- YOUR GOAL -
Read the listing below and copy out each line where the word "JSON" occurs.

- DATASET ENTRIES -

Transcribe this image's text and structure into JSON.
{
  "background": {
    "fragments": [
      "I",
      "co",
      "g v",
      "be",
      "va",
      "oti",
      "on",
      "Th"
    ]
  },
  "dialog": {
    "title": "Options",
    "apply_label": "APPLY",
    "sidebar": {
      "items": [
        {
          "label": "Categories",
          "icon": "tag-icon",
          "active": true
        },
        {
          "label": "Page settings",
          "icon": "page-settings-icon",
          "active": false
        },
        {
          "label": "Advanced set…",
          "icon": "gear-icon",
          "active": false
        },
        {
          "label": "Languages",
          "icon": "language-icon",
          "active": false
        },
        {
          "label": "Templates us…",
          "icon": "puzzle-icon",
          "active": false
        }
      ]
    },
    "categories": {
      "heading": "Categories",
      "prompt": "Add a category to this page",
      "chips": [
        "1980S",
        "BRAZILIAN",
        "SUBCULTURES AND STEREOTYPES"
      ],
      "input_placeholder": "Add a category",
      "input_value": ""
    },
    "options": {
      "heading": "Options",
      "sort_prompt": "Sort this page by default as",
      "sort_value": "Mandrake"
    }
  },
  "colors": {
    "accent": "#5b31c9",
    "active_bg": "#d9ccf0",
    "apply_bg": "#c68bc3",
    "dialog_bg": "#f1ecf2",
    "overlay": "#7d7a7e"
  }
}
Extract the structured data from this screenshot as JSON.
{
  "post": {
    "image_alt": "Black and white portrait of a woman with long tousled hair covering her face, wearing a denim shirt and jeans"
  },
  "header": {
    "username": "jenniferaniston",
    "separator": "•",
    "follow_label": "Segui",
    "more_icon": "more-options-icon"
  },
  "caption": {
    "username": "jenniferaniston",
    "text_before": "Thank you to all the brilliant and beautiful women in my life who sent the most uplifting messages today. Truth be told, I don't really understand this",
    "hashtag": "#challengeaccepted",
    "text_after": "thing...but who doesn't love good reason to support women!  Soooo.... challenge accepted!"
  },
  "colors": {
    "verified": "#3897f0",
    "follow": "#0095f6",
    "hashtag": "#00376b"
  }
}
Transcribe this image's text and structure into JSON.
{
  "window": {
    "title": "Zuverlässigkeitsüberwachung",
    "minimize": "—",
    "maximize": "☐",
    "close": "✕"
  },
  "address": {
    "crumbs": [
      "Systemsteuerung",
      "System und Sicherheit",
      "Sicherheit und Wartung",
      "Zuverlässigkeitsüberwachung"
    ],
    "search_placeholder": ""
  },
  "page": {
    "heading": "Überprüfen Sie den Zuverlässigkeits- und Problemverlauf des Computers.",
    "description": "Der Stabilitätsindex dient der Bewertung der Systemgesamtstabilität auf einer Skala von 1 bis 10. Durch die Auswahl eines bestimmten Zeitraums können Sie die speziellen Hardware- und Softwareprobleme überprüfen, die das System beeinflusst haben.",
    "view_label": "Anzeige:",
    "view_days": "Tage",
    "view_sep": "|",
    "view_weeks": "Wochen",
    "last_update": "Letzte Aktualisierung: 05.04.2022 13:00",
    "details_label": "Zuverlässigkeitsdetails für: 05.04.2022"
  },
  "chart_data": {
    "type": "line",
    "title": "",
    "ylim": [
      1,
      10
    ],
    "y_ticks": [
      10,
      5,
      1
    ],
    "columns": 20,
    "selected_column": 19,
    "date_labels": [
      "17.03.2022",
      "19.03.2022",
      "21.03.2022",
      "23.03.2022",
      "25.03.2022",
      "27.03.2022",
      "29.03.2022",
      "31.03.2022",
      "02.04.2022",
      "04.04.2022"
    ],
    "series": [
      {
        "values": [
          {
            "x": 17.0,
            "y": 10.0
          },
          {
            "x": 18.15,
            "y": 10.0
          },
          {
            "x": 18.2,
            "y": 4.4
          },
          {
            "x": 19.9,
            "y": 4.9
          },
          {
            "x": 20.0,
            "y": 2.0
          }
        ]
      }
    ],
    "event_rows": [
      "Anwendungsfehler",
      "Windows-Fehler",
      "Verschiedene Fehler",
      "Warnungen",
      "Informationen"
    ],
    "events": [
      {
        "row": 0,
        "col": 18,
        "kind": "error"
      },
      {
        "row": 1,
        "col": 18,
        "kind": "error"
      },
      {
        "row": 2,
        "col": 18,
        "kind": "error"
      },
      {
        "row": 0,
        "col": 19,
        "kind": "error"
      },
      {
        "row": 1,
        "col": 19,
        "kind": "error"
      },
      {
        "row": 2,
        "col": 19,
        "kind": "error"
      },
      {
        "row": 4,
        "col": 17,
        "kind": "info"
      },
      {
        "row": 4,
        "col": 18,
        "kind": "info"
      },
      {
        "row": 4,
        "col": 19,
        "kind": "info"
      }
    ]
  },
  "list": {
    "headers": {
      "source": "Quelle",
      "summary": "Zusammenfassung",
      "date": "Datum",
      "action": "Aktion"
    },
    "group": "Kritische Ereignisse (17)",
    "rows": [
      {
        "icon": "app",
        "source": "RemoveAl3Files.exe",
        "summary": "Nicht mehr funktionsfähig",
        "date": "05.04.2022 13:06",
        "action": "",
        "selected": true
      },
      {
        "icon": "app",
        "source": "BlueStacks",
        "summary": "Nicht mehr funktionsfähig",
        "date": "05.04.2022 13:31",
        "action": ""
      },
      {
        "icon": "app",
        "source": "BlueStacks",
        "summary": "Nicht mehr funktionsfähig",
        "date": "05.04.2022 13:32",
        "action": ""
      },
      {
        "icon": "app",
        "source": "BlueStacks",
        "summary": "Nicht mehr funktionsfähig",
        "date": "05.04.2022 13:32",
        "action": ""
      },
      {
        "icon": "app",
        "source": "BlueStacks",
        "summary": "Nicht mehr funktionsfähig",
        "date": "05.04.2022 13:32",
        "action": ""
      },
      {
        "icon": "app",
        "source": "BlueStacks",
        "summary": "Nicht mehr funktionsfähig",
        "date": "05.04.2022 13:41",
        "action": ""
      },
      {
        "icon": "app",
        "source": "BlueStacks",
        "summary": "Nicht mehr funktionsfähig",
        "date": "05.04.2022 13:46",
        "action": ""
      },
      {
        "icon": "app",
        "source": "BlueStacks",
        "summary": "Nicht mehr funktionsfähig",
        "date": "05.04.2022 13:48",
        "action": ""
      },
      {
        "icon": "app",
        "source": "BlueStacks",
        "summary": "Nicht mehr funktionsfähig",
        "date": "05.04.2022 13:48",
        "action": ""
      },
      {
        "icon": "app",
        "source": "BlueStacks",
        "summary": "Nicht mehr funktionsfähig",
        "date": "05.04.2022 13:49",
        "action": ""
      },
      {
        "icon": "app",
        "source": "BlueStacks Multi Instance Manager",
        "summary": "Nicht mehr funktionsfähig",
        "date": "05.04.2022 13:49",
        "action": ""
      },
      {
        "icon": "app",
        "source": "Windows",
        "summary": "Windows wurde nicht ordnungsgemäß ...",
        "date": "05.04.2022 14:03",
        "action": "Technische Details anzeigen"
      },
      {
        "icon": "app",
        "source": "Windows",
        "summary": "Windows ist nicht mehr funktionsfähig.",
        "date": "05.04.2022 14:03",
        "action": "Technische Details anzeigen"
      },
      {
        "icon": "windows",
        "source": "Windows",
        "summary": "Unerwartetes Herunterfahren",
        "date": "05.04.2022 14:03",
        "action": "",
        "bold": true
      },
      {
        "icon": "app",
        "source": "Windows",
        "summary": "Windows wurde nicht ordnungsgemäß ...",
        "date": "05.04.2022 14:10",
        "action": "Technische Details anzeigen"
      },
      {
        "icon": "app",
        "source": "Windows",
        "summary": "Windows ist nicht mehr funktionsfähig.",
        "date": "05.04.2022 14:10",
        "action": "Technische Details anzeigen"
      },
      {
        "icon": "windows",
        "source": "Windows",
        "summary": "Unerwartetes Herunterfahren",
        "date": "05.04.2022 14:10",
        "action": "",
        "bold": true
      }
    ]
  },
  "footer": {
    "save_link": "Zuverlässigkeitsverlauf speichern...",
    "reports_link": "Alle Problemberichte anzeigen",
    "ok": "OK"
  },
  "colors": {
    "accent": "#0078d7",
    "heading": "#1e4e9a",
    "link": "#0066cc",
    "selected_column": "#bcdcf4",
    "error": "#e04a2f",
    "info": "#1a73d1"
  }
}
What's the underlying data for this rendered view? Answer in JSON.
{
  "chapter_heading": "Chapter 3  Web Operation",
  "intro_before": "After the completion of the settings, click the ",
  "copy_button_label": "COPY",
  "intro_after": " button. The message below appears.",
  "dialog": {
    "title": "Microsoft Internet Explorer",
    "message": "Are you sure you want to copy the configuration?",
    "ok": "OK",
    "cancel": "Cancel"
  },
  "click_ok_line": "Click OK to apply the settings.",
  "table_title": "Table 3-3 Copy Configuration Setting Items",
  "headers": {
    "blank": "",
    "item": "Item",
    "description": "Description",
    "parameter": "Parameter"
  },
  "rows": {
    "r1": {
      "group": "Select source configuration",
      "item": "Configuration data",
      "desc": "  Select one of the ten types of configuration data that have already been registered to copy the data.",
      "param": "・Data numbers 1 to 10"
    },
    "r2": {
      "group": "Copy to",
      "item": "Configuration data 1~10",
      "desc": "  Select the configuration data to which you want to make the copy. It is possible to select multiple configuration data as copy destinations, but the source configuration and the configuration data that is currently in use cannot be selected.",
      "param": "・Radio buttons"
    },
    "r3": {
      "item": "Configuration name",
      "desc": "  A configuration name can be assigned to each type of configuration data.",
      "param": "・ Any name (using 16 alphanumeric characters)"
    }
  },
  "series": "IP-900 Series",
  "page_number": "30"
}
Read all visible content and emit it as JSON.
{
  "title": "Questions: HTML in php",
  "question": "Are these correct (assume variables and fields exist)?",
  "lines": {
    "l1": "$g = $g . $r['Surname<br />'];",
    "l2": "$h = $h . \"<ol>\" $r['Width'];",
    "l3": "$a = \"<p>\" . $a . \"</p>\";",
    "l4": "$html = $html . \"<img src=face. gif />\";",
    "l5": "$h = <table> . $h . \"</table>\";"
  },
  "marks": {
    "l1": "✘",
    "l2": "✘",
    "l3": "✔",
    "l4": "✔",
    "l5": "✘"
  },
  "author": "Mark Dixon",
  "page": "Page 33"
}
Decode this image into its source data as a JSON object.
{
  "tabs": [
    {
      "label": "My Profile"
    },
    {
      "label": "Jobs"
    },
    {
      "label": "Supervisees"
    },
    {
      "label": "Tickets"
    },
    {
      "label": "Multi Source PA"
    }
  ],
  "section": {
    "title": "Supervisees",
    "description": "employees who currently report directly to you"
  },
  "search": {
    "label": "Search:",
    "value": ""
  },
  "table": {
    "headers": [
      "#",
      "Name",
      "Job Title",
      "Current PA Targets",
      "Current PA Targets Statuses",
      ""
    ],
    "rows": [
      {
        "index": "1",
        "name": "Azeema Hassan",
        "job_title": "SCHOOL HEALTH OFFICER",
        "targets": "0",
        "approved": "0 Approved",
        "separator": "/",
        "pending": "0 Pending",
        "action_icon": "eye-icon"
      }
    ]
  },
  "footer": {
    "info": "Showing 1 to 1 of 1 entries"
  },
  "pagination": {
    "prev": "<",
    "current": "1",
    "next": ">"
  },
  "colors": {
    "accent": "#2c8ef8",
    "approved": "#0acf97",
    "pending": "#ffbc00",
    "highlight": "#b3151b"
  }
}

- ANSWER SECTION -
Transcribe this image's text and structure into JSON.
Extract the structured data from this screenshot as JSON.
Transcribe this image's text and structure into JSON.
What's the underlying data for this rendered view? Answer in JSON.
Read all visible content and emit it as JSON.
Decode this image into its source data as a JSON object.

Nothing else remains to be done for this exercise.